**Web page and app entries**
######
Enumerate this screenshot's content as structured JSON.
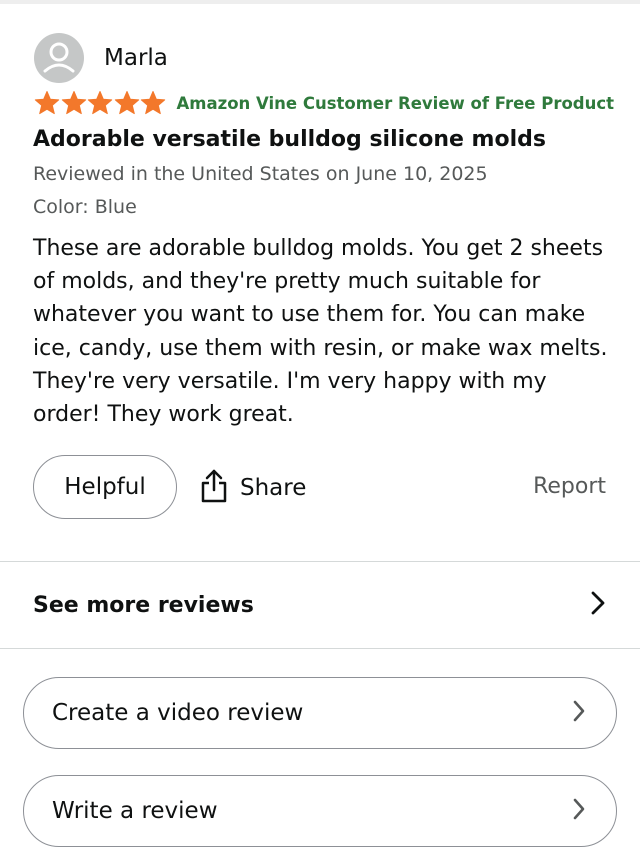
{
  "review": {
    "reviewer_name": "Marla",
    "rating": 5,
    "rating_max": 5,
    "star_color": "#f3782b",
    "vine_badge": "Amazon Vine Customer Review of Free Product",
    "vine_color": "#2f7a3c",
    "title": "Adorable versatile bulldog silicone molds",
    "reviewed_in": "Reviewed in the United States on June 10, 2025",
    "variant": "Color: Blue",
    "body": "These are adorable bulldog molds. You get 2 sheets of molds, and they're pretty much suitable for whatever you want to use them for. You can make ice, candy, use them with resin, or make wax melts. They're very versatile. I'm very happy with my order! They work great."
  },
  "actions": {
    "helpful_label": "Helpful",
    "share_label": "Share",
    "report_label": "Report"
  },
  "see_more": {
    "label": "See more reviews"
  },
  "buttons": {
    "video_review_label": "Create a video review",
    "write_review_label": "Write a review"
  },
  "icons": {
    "avatar": "user-avatar-icon",
    "star": "star-icon",
    "share": "share-icon",
    "chevron": "chevron-right-icon"
  }
}
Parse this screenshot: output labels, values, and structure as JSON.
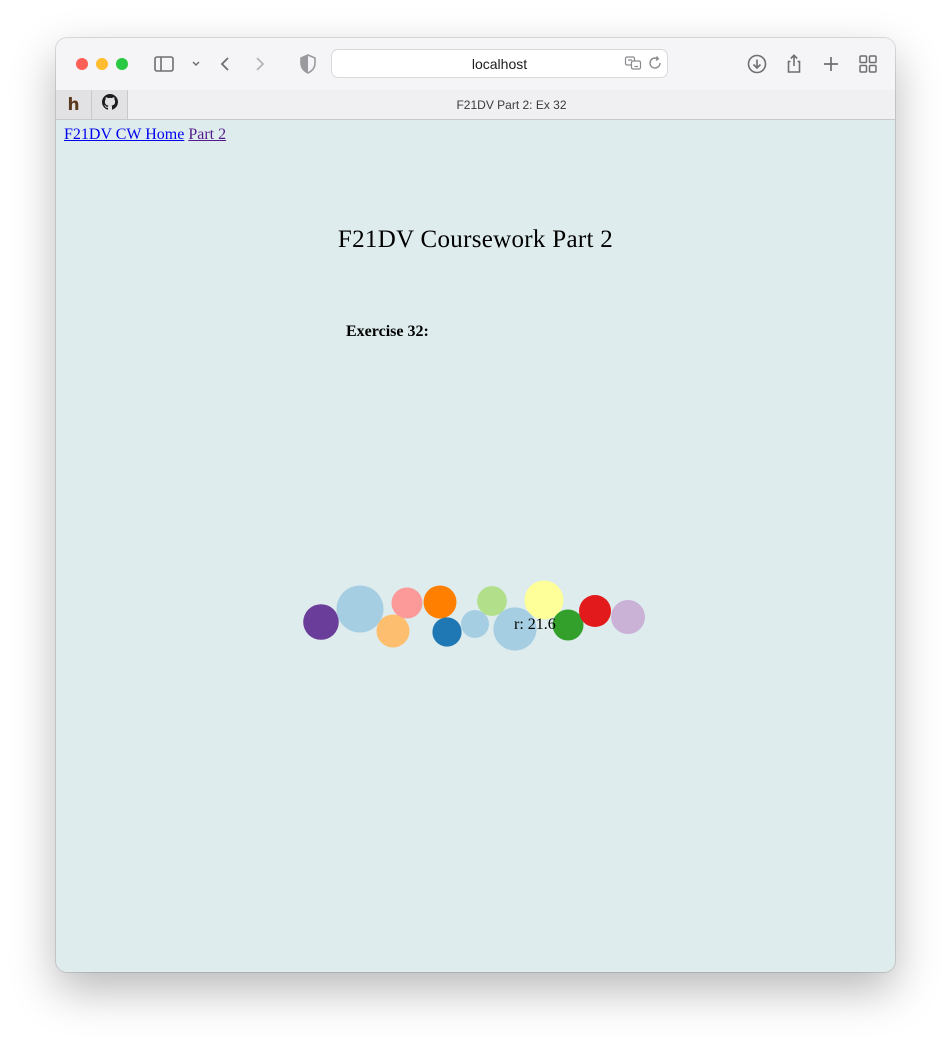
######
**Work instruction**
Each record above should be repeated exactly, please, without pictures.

**Response to the task**
Enumerate this screenshot's content as structured JSON.
{
  "review": {
    "reviewer_name": "Marla",
    "rating": 5,
    "rating_max": 5,
    "star_color": "#f3782b",
    "vine_badge": "Amazon Vine Customer Review of Free Product",
    "vine_color": "#2f7a3c",
    "title": "Adorable versatile bulldog silicone molds",
    "reviewed_in": "Reviewed in the United States on June 10, 2025",
    "variant": "Color: Blue",
    "body": "These are adorable bulldog molds. You get 2 sheets of molds, and they're pretty much suitable for whatever you want to use them for. You can make ice, candy, use them with resin, or make wax melts. They're very versatile. I'm very happy with my order! They work great."
  },
  "actions": {
    "helpful_label": "Helpful",
    "share_label": "Share",
    "report_label": "Report"
  },
  "see_more": {
    "label": "See more reviews"
  },
  "buttons": {
    "video_review_label": "Create a video review",
    "write_review_label": "Write a review"
  },
  "icons": {
    "avatar": "user-avatar-icon",
    "star": "star-icon",
    "share": "share-icon",
    "chevron": "chevron-right-icon"
  }
}
Parse this screenshot: output labels, values, and structure as JSON.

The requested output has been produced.